As mentioned by my previous blog post, fallback fonts can have a significant impact on the CLS portion of the Web Vitals score. Your main font is a web font from somewhere like Google fonts, but browsers may take some time to fully load it so the page does the initial render with a fallback font and then swap in the web font once it is ready. The closer your fallback font is to the web font, the less the page will shift and the lower the impact on your CLS score. You may have selected one fallback font because it most closely resembles your web font, but something about it isn't quite identical and you see a visible shift during testing. The first tool to try is using @font-face and adjusting some of the CSS properties such as letter spacing, but it will only get you so far because there are some elements of the fallback font which can't be changed with existing CSS. That's where the horribly named font metrics override descriptors (or f-mods) come in.

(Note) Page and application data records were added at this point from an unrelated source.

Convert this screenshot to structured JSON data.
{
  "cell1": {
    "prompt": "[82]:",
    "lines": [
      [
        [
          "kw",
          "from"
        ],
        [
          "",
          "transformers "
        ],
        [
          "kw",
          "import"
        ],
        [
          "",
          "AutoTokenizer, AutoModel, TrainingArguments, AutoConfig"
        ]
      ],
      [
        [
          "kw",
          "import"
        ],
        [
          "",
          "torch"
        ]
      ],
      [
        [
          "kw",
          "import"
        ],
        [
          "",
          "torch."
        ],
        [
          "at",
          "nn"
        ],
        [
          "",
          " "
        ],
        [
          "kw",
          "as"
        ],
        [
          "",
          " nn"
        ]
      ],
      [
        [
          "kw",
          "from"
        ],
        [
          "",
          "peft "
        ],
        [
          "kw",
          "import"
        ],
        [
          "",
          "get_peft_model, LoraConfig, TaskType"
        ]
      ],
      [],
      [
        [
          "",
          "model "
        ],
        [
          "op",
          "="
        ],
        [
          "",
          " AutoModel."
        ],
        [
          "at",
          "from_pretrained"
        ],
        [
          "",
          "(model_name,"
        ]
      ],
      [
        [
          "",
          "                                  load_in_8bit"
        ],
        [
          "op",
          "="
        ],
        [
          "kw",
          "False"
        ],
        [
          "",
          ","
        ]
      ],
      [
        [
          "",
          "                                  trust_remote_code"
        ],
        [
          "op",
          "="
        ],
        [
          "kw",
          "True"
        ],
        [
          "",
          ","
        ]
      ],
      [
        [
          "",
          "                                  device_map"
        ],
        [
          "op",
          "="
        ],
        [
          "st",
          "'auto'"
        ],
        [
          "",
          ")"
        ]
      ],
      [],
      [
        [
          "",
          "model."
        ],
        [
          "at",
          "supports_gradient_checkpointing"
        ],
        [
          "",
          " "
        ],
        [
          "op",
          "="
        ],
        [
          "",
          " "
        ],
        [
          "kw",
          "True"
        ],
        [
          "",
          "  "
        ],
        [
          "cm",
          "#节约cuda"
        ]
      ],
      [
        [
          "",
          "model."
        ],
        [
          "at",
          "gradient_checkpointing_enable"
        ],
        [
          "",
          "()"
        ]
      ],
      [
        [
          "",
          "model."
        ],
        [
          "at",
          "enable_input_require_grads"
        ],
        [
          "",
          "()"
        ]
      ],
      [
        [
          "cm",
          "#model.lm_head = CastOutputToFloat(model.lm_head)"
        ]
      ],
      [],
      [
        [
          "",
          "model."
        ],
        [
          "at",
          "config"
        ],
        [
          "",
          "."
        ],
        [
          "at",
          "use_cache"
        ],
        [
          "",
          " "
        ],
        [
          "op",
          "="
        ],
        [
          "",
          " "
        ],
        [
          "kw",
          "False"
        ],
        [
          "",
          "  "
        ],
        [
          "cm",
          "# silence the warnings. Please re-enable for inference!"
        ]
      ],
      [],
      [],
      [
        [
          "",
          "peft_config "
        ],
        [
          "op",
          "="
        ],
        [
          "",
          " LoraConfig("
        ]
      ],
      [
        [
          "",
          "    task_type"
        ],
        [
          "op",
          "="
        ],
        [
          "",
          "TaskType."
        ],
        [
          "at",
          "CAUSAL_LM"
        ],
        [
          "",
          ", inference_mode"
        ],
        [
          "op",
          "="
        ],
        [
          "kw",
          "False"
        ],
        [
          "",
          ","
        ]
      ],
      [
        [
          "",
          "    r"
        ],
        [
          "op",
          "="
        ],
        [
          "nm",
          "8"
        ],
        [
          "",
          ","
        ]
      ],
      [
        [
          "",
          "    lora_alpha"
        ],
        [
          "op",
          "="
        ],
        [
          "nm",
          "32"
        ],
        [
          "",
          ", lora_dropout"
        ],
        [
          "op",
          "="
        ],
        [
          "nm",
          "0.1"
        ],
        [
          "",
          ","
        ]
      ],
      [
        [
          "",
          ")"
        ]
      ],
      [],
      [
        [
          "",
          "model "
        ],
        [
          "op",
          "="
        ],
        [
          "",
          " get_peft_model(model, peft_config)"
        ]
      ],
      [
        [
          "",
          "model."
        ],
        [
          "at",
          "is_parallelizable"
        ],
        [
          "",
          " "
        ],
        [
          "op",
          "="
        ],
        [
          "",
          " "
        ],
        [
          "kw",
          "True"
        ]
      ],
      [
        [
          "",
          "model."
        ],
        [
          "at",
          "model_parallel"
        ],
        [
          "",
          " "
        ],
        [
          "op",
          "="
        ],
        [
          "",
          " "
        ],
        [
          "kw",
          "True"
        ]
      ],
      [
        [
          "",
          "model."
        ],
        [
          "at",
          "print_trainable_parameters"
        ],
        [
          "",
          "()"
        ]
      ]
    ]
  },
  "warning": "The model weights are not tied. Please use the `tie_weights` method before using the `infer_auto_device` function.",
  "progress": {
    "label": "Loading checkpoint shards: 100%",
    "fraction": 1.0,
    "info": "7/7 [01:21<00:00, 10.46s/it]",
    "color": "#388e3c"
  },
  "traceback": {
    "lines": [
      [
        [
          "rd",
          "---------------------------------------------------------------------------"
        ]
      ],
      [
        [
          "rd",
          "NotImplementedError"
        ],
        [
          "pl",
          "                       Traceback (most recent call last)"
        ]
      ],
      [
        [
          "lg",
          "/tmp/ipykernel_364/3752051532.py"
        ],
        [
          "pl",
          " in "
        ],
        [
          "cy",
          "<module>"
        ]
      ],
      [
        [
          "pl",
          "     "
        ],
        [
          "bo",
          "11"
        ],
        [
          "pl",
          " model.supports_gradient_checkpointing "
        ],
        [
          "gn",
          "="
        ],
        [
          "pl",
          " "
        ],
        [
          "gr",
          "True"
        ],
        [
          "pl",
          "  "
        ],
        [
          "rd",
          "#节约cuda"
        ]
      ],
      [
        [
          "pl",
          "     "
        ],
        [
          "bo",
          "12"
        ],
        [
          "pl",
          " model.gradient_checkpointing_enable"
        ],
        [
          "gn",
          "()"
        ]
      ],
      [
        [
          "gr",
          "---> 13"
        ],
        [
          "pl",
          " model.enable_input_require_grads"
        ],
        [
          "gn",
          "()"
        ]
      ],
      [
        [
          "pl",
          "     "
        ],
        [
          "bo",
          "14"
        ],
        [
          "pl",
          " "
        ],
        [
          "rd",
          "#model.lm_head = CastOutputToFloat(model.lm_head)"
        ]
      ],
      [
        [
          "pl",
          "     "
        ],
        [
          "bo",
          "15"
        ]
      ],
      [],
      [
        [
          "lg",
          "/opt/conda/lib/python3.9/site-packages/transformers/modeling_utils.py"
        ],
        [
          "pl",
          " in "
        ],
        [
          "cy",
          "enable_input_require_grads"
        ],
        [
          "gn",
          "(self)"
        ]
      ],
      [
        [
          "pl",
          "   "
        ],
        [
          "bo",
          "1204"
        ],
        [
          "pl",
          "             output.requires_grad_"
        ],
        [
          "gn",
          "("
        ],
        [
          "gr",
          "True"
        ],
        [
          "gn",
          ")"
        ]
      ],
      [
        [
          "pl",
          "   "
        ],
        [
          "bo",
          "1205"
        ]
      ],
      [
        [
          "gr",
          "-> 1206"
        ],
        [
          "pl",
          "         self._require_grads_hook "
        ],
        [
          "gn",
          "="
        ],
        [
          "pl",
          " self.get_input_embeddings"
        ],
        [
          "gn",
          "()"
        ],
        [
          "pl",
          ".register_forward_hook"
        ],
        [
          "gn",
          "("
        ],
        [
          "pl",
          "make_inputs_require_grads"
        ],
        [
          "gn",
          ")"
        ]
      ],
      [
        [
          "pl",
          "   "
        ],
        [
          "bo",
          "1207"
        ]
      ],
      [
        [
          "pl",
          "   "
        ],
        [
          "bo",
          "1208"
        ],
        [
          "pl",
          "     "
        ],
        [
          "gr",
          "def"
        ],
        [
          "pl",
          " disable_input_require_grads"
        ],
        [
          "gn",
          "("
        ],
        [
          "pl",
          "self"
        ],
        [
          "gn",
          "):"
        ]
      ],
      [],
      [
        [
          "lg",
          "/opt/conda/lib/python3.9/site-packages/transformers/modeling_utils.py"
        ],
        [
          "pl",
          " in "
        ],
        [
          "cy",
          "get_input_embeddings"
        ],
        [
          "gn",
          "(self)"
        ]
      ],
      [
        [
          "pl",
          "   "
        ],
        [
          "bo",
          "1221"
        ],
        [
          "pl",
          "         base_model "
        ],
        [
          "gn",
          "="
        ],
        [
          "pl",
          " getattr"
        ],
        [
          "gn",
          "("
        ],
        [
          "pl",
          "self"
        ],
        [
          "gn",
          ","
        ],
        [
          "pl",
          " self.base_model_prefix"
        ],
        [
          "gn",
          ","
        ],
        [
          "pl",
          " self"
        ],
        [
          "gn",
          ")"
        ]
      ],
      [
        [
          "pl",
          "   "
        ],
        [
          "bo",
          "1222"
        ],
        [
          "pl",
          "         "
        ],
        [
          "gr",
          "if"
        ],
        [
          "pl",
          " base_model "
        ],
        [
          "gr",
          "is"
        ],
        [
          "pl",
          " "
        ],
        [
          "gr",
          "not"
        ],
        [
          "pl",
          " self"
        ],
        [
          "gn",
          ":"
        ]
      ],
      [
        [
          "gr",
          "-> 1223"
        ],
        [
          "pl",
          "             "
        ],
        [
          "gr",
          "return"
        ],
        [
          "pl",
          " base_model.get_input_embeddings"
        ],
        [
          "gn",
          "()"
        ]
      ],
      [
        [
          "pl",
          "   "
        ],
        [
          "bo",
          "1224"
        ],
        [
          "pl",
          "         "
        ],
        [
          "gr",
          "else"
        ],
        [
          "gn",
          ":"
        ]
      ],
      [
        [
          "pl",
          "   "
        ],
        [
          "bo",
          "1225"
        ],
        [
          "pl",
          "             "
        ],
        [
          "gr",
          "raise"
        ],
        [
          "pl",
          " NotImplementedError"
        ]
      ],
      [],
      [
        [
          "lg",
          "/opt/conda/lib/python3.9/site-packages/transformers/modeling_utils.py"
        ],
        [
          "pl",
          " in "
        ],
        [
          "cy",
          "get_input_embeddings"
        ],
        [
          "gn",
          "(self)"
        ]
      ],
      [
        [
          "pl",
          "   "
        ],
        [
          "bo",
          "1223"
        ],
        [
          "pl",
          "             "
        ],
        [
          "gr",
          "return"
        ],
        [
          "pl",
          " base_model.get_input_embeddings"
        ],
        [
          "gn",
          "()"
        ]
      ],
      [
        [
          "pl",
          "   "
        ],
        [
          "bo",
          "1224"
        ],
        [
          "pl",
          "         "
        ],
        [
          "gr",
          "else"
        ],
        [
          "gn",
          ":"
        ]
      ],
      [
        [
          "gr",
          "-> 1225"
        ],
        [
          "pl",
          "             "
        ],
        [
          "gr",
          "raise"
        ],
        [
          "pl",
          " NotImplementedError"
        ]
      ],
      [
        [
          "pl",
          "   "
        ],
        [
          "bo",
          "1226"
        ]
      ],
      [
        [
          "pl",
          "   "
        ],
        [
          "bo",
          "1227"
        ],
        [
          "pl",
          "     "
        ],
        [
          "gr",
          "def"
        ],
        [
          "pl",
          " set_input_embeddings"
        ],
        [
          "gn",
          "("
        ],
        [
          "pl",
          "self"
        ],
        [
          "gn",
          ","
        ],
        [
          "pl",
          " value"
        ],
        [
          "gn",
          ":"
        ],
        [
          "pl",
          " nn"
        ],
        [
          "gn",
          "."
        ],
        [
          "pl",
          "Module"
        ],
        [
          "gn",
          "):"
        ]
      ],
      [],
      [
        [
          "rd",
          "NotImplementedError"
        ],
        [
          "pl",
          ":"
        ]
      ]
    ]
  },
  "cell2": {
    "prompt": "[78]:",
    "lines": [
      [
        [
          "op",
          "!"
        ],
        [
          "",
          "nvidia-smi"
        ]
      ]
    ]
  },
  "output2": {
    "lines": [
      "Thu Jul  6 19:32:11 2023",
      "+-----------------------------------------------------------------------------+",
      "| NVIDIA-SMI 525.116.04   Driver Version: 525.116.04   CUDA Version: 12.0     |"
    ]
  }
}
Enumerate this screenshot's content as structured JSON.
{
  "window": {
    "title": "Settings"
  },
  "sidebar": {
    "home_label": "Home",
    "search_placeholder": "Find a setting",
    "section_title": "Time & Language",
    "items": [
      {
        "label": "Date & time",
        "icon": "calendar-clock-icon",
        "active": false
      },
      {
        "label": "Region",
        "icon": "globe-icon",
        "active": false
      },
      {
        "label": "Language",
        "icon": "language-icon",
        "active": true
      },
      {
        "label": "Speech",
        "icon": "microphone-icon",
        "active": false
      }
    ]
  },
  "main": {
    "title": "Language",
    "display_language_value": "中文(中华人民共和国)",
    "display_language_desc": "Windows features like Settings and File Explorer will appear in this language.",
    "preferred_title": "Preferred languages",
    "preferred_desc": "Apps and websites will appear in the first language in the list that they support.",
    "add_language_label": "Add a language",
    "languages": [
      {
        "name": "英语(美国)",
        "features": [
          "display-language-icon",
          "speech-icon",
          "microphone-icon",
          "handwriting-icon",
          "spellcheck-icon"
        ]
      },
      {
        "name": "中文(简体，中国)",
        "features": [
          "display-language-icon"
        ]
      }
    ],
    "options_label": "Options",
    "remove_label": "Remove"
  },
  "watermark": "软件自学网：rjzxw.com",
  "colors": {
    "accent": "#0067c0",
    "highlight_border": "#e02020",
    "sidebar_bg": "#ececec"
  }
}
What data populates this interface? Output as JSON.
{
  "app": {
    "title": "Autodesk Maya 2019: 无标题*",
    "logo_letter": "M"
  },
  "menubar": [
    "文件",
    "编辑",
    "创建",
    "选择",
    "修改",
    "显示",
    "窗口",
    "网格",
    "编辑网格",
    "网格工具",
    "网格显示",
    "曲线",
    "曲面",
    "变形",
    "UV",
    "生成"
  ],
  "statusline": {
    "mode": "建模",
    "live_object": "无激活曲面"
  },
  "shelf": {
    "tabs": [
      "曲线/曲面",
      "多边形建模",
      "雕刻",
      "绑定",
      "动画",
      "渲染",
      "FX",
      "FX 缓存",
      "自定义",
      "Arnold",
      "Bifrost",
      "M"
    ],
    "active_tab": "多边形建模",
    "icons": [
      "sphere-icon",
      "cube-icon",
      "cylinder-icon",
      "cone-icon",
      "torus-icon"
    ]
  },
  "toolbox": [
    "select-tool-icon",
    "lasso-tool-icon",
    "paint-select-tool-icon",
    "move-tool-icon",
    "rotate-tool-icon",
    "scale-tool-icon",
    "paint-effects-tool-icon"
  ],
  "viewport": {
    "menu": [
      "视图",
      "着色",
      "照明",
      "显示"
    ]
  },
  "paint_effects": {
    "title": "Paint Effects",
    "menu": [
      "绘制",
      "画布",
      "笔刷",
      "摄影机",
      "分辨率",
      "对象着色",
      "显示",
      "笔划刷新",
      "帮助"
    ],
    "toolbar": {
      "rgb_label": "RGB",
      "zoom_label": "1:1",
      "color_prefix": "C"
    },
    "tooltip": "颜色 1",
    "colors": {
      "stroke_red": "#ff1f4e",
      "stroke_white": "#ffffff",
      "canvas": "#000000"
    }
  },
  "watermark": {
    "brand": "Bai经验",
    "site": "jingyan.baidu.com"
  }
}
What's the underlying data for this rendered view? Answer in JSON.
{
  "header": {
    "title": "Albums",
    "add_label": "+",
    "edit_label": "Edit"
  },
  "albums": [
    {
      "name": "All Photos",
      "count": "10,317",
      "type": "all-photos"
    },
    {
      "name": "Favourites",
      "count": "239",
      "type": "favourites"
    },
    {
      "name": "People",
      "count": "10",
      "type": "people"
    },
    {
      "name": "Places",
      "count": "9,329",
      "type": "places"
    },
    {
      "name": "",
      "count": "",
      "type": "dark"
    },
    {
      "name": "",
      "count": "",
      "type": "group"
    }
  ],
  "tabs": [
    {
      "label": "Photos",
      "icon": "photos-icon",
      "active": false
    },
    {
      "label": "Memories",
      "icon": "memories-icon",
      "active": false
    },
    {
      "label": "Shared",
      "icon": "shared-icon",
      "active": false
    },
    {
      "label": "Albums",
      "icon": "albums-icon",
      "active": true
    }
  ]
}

F-mods are a set of @font-face descriptors added in Chrome 87 which allow changing some of the subtle font differences to try and make the fallback font hold the same space as the web font. I am not a font expert by any means, so I apologize if this could be more accurately described with better terminology. I would highly recommend watching one of the videos from Chrome Dev Summit 2020, Beyond Fast by Jake Archibald, which has an excellent brief segment on these.
Ascent-override - specifies the amount of the font which appears above the baseline.
Descent-override - specifies the amount of the font which appears below the baseline.
Line-gap-override - specifies the amount of whitespace gaps at the top and bottom of each line.